PROVIDED RECORDS >>
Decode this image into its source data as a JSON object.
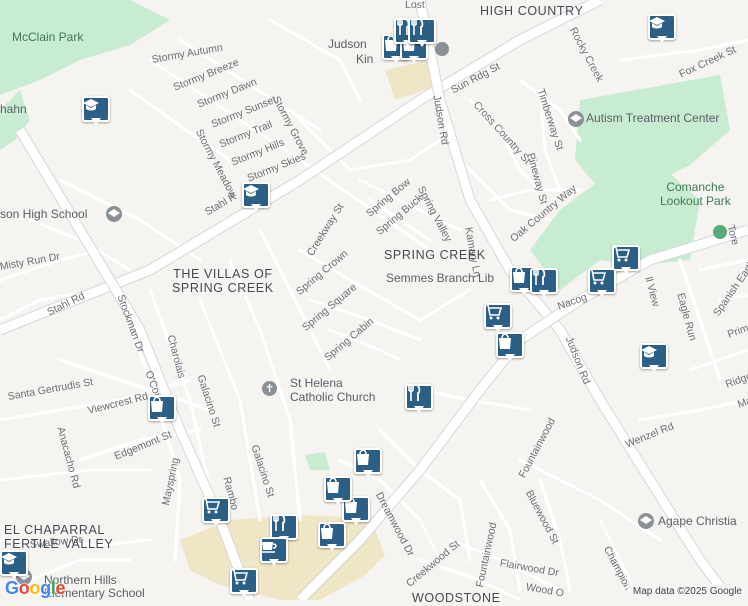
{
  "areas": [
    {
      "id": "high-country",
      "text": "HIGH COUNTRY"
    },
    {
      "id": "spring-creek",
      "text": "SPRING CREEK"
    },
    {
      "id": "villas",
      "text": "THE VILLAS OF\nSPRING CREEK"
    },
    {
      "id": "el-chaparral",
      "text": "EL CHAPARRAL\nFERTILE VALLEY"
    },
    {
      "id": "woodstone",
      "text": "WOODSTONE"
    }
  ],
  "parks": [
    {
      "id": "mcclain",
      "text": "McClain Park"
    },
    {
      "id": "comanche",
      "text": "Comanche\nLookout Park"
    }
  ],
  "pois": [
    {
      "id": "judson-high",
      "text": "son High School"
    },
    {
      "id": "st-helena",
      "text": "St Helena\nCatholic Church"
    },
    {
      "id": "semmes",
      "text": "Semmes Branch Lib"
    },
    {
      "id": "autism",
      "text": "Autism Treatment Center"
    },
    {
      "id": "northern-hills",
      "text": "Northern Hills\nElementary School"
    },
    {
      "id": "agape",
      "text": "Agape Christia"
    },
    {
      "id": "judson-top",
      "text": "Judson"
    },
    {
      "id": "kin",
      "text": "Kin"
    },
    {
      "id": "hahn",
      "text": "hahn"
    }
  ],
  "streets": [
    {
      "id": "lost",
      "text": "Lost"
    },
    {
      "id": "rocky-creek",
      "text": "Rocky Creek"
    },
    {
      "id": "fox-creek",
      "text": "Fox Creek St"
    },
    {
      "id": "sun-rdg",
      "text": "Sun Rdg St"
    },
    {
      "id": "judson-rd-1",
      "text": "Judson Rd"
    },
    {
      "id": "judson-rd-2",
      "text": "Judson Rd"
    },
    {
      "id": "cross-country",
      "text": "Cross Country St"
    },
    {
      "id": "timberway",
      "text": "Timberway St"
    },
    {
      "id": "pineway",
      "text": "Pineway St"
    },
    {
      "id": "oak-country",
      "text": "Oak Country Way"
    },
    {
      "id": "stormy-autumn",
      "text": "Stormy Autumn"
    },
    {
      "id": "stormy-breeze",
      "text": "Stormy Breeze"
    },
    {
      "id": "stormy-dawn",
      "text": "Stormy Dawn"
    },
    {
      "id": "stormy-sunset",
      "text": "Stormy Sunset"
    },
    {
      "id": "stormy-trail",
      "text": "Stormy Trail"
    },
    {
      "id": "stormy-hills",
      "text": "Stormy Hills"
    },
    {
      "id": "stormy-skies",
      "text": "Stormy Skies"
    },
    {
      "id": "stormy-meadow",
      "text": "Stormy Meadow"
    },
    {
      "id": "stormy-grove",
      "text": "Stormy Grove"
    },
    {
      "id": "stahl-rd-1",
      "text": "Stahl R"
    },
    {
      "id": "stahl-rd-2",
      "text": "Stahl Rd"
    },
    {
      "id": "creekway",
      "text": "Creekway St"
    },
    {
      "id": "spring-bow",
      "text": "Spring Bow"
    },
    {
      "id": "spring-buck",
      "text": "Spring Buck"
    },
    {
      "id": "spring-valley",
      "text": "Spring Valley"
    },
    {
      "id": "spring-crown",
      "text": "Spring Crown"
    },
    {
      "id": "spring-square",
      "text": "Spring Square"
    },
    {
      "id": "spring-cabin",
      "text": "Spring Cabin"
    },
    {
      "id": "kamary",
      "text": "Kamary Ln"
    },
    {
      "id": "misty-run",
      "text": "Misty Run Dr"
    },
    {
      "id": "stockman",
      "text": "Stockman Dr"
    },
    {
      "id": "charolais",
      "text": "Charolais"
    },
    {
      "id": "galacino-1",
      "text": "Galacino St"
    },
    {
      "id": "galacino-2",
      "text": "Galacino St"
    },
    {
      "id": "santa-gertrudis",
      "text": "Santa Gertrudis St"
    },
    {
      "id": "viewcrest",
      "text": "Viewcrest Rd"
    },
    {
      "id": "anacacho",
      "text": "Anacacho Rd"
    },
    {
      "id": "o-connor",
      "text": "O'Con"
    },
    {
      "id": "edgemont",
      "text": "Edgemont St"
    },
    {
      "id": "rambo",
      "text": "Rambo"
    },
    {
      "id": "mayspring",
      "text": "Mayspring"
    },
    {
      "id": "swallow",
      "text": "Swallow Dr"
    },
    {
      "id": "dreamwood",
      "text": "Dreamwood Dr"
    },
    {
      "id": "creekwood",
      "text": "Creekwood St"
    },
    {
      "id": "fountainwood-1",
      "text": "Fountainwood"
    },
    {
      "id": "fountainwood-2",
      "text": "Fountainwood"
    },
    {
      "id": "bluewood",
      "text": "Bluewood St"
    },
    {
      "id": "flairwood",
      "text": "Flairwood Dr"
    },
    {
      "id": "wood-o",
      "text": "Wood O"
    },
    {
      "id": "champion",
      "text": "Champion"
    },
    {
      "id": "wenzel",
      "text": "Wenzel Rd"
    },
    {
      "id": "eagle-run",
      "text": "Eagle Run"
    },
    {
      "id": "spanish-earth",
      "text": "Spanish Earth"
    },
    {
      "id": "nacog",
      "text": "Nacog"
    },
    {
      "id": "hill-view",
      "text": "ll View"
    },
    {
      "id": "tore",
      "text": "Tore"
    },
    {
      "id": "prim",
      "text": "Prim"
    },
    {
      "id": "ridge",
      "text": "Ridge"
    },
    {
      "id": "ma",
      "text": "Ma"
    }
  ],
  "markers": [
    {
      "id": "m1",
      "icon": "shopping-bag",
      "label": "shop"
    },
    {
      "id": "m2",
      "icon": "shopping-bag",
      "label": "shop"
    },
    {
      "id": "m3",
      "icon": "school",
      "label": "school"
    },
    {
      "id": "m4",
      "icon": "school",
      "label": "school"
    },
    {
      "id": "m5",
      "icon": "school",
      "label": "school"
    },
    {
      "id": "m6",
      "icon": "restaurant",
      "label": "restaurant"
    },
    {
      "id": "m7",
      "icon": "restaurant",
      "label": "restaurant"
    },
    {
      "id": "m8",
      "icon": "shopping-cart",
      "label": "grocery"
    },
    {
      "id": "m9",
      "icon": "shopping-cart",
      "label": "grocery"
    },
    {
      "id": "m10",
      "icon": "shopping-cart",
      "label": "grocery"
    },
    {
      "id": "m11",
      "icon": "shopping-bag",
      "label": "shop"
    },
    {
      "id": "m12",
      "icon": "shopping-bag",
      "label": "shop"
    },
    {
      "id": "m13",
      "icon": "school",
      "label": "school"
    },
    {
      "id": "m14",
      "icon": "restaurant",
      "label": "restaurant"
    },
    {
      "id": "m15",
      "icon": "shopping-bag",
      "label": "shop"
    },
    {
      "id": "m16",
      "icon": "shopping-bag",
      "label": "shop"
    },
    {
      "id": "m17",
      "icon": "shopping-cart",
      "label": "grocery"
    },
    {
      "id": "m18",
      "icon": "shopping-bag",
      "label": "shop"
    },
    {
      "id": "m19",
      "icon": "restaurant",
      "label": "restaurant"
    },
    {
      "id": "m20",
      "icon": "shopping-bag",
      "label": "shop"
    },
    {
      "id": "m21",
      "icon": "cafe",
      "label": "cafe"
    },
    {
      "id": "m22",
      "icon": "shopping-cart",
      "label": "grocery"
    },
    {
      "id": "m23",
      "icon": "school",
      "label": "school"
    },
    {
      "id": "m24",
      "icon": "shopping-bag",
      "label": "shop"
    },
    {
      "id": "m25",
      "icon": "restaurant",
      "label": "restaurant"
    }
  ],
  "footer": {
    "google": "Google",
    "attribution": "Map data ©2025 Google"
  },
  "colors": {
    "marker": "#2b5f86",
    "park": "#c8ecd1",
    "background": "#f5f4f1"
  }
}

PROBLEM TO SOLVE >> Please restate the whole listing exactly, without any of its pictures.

EXERCISE SOLUTION >>
Decode this image into its source data as a JSON object.
{
  "areas": [
    {
      "id": "high-country",
      "text": "HIGH COUNTRY"
    },
    {
      "id": "spring-creek",
      "text": "SPRING CREEK"
    },
    {
      "id": "villas",
      "text": "THE VILLAS OF\nSPRING CREEK"
    },
    {
      "id": "el-chaparral",
      "text": "EL CHAPARRAL\nFERTILE VALLEY"
    },
    {
      "id": "woodstone",
      "text": "WOODSTONE"
    }
  ],
  "parks": [
    {
      "id": "mcclain",
      "text": "McClain Park"
    },
    {
      "id": "comanche",
      "text": "Comanche\nLookout Park"
    }
  ],
  "pois": [
    {
      "id": "judson-high",
      "text": "son High School"
    },
    {
      "id": "st-helena",
      "text": "St Helena\nCatholic Church"
    },
    {
      "id": "semmes",
      "text": "Semmes Branch Lib"
    },
    {
      "id": "autism",
      "text": "Autism Treatment Center"
    },
    {
      "id": "northern-hills",
      "text": "Northern Hills\nElementary School"
    },
    {
      "id": "agape",
      "text": "Agape Christia"
    },
    {
      "id": "judson-top",
      "text": "Judson"
    },
    {
      "id": "kin",
      "text": "Kin"
    },
    {
      "id": "hahn",
      "text": "hahn"
    }
  ],
  "streets": [
    {
      "id": "lost",
      "text": "Lost"
    },
    {
      "id": "rocky-creek",
      "text": "Rocky Creek"
    },
    {
      "id": "fox-creek",
      "text": "Fox Creek St"
    },
    {
      "id": "sun-rdg",
      "text": "Sun Rdg St"
    },
    {
      "id": "judson-rd-1",
      "text": "Judson Rd"
    },
    {
      "id": "judson-rd-2",
      "text": "Judson Rd"
    },
    {
      "id": "cross-country",
      "text": "Cross Country St"
    },
    {
      "id": "timberway",
      "text": "Timberway St"
    },
    {
      "id": "pineway",
      "text": "Pineway St"
    },
    {
      "id": "oak-country",
      "text": "Oak Country Way"
    },
    {
      "id": "stormy-autumn",
      "text": "Stormy Autumn"
    },
    {
      "id": "stormy-breeze",
      "text": "Stormy Breeze"
    },
    {
      "id": "stormy-dawn",
      "text": "Stormy Dawn"
    },
    {
      "id": "stormy-sunset",
      "text": "Stormy Sunset"
    },
    {
      "id": "stormy-trail",
      "text": "Stormy Trail"
    },
    {
      "id": "stormy-hills",
      "text": "Stormy Hills"
    },
    {
      "id": "stormy-skies",
      "text": "Stormy Skies"
    },
    {
      "id": "stormy-meadow",
      "text": "Stormy Meadow"
    },
    {
      "id": "stormy-grove",
      "text": "Stormy Grove"
    },
    {
      "id": "stahl-rd-1",
      "text": "Stahl R"
    },
    {
      "id": "stahl-rd-2",
      "text": "Stahl Rd"
    },
    {
      "id": "creekway",
      "text": "Creekway St"
    },
    {
      "id": "spring-bow",
      "text": "Spring Bow"
    },
    {
      "id": "spring-buck",
      "text": "Spring Buck"
    },
    {
      "id": "spring-valley",
      "text": "Spring Valley"
    },
    {
      "id": "spring-crown",
      "text": "Spring Crown"
    },
    {
      "id": "spring-square",
      "text": "Spring Square"
    },
    {
      "id": "spring-cabin",
      "text": "Spring Cabin"
    },
    {
      "id": "kamary",
      "text": "Kamary Ln"
    },
    {
      "id": "misty-run",
      "text": "Misty Run Dr"
    },
    {
      "id": "stockman",
      "text": "Stockman Dr"
    },
    {
      "id": "charolais",
      "text": "Charolais"
    },
    {
      "id": "galacino-1",
      "text": "Galacino St"
    },
    {
      "id": "galacino-2",
      "text": "Galacino St"
    },
    {
      "id": "santa-gertrudis",
      "text": "Santa Gertrudis St"
    },
    {
      "id": "viewcrest",
      "text": "Viewcrest Rd"
    },
    {
      "id": "anacacho",
      "text": "Anacacho Rd"
    },
    {
      "id": "o-connor",
      "text": "O'Con"
    },
    {
      "id": "edgemont",
      "text": "Edgemont St"
    },
    {
      "id": "rambo",
      "text": "Rambo"
    },
    {
      "id": "mayspring",
      "text": "Mayspring"
    },
    {
      "id": "swallow",
      "text": "Swallow Dr"
    },
    {
      "id": "dreamwood",
      "text": "Dreamwood Dr"
    },
    {
      "id": "creekwood",
      "text": "Creekwood St"
    },
    {
      "id": "fountainwood-1",
      "text": "Fountainwood"
    },
    {
      "id": "fountainwood-2",
      "text": "Fountainwood"
    },
    {
      "id": "bluewood",
      "text": "Bluewood St"
    },
    {
      "id": "flairwood",
      "text": "Flairwood Dr"
    },
    {
      "id": "wood-o",
      "text": "Wood O"
    },
    {
      "id": "champion",
      "text": "Champion"
    },
    {
      "id": "wenzel",
      "text": "Wenzel Rd"
    },
    {
      "id": "eagle-run",
      "text": "Eagle Run"
    },
    {
      "id": "spanish-earth",
      "text": "Spanish Earth"
    },
    {
      "id": "nacog",
      "text": "Nacog"
    },
    {
      "id": "hill-view",
      "text": "ll View"
    },
    {
      "id": "tore",
      "text": "Tore"
    },
    {
      "id": "prim",
      "text": "Prim"
    },
    {
      "id": "ridge",
      "text": "Ridge"
    },
    {
      "id": "ma",
      "text": "Ma"
    }
  ],
  "markers": [
    {
      "id": "m1",
      "icon": "shopping-bag",
      "label": "shop"
    },
    {
      "id": "m2",
      "icon": "shopping-bag",
      "label": "shop"
    },
    {
      "id": "m3",
      "icon": "school",
      "label": "school"
    },
    {
      "id": "m4",
      "icon": "school",
      "label": "school"
    },
    {
      "id": "m5",
      "icon": "school",
      "label": "school"
    },
    {
      "id": "m6",
      "icon": "restaurant",
      "label": "restaurant"
    },
    {
      "id": "m7",
      "icon": "restaurant",
      "label": "restaurant"
    },
    {
      "id": "m8",
      "icon": "shopping-cart",
      "label": "grocery"
    },
    {
      "id": "m9",
      "icon": "shopping-cart",
      "label": "grocery"
    },
    {
      "id": "m10",
      "icon": "shopping-cart",
      "label": "grocery"
    },
    {
      "id": "m11",
      "icon": "shopping-bag",
      "label": "shop"
    },
    {
      "id": "m12",
      "icon": "shopping-bag",
      "label": "shop"
    },
    {
      "id": "m13",
      "icon": "school",
      "label": "school"
    },
    {
      "id": "m14",
      "icon": "restaurant",
      "label": "restaurant"
    },
    {
      "id": "m15",
      "icon": "shopping-bag",
      "label": "shop"
    },
    {
      "id": "m16",
      "icon": "shopping-bag",
      "label": "shop"
    },
    {
      "id": "m17",
      "icon": "shopping-cart",
      "label": "grocery"
    },
    {
      "id": "m18",
      "icon": "shopping-bag",
      "label": "shop"
    },
    {
      "id": "m19",
      "icon": "restaurant",
      "label": "restaurant"
    },
    {
      "id": "m20",
      "icon": "shopping-bag",
      "label": "shop"
    },
    {
      "id": "m21",
      "icon": "cafe",
      "label": "cafe"
    },
    {
      "id": "m22",
      "icon": "shopping-cart",
      "label": "grocery"
    },
    {
      "id": "m23",
      "icon": "school",
      "label": "school"
    },
    {
      "id": "m24",
      "icon": "shopping-bag",
      "label": "shop"
    },
    {
      "id": "m25",
      "icon": "restaurant",
      "label": "restaurant"
    }
  ],
  "footer": {
    "google": "Google",
    "attribution": "Map data ©2025 Google"
  },
  "colors": {
    "marker": "#2b5f86",
    "park": "#c8ecd1",
    "background": "#f5f4f1"
  }
}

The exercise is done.